[EXERCISE PROMPT]
Would you work out how many of the lines below hold "Next" and reply with nothing but the number?

[EXTRACTED INFORMATION]
-=-=-

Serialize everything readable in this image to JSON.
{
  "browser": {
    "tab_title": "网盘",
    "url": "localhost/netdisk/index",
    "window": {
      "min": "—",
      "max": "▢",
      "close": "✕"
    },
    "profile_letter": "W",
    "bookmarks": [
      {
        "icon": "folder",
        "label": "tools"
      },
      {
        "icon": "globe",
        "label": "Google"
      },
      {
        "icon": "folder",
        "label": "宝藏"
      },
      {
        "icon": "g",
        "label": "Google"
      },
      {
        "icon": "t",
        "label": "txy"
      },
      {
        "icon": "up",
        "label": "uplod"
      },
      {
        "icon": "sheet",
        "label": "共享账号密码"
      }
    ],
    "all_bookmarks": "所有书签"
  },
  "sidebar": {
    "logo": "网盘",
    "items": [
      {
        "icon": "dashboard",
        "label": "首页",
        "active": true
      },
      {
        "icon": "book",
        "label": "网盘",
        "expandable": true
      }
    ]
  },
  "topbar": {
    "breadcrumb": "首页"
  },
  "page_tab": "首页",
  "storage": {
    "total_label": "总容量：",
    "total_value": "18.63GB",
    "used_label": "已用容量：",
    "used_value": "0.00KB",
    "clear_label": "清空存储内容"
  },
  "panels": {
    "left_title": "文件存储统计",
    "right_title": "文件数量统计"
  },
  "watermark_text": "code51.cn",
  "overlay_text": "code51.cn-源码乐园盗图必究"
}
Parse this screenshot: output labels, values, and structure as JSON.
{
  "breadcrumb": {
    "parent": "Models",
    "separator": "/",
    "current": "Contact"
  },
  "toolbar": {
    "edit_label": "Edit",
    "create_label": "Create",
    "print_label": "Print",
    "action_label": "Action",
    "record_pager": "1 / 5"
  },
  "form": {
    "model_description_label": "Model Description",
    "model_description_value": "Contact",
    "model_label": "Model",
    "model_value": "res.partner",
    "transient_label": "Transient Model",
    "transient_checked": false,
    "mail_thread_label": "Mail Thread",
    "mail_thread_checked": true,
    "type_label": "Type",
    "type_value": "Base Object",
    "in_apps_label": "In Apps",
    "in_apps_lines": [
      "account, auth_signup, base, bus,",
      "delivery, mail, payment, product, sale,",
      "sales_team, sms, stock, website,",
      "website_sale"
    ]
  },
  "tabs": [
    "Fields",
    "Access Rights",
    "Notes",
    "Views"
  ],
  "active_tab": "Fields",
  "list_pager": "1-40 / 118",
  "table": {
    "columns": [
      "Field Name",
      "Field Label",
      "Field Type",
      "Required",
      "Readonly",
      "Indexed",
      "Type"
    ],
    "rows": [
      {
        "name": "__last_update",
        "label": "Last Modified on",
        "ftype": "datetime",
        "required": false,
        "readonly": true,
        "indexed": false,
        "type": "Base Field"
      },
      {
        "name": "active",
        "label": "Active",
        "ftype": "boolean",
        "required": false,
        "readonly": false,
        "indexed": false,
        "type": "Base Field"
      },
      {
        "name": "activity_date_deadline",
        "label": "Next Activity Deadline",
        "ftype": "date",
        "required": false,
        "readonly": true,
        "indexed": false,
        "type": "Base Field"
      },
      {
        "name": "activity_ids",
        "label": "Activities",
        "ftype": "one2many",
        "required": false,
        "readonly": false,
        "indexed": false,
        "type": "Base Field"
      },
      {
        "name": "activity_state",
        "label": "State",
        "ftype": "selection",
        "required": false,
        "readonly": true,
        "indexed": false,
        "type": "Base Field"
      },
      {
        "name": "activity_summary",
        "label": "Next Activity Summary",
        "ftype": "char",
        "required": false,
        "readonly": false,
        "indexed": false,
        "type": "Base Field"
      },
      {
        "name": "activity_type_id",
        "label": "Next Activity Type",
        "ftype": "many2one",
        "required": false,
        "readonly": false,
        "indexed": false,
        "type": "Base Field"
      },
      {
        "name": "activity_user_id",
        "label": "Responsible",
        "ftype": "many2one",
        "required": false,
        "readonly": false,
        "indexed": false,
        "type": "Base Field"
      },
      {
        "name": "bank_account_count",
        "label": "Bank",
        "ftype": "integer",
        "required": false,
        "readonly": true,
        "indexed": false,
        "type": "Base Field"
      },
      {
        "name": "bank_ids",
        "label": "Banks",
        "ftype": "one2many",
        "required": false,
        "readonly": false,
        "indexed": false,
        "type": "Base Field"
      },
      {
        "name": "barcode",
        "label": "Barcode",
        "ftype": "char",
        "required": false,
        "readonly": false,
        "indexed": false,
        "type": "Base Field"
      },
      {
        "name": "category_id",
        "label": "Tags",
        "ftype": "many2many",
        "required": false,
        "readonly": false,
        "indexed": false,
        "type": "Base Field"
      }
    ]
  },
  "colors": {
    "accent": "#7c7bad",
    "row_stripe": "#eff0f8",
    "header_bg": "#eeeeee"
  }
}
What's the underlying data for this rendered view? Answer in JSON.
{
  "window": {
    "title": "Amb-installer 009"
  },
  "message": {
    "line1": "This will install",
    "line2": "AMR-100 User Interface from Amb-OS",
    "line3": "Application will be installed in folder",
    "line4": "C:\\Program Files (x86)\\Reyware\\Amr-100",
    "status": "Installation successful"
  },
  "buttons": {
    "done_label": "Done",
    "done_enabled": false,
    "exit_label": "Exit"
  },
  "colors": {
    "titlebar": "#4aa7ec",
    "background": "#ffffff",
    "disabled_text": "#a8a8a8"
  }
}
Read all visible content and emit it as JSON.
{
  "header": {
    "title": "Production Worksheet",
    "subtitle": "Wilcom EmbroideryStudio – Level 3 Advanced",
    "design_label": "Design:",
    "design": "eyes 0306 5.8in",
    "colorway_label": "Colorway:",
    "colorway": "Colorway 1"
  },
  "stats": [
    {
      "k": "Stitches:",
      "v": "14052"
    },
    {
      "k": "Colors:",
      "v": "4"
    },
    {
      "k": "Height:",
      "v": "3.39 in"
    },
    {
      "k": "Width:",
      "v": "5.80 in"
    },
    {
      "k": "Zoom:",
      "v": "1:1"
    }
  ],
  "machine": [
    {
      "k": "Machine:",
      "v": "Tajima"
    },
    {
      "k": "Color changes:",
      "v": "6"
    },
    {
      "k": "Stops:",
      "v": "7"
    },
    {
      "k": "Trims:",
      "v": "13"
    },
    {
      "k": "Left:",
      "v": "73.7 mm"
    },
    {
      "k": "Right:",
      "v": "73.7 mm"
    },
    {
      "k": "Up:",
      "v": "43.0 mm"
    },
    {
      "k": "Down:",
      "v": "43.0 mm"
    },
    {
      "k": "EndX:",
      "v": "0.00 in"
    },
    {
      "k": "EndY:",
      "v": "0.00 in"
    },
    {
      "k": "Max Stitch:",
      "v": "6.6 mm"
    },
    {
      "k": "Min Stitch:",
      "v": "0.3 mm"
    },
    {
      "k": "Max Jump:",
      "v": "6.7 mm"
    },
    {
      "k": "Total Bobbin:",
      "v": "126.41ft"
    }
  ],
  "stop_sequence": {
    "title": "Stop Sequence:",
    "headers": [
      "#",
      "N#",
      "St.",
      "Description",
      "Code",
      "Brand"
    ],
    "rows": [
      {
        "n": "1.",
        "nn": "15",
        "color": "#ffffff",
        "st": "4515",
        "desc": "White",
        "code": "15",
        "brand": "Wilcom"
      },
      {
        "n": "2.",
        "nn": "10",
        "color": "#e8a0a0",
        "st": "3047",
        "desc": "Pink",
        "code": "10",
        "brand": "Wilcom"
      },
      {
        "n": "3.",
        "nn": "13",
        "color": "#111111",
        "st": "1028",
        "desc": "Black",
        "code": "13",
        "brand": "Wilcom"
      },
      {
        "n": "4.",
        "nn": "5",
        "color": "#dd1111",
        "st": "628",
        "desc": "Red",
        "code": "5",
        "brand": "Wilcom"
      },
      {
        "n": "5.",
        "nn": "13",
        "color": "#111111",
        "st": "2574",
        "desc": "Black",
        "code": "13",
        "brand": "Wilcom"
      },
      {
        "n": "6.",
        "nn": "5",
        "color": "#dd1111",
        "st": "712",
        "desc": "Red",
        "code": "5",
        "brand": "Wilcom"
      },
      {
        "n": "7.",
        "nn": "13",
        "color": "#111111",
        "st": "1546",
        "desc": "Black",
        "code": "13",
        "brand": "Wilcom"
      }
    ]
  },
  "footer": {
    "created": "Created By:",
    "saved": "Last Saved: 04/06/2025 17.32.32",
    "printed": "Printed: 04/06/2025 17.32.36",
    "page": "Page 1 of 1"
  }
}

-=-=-

[PROBLEM SOLUTION]
3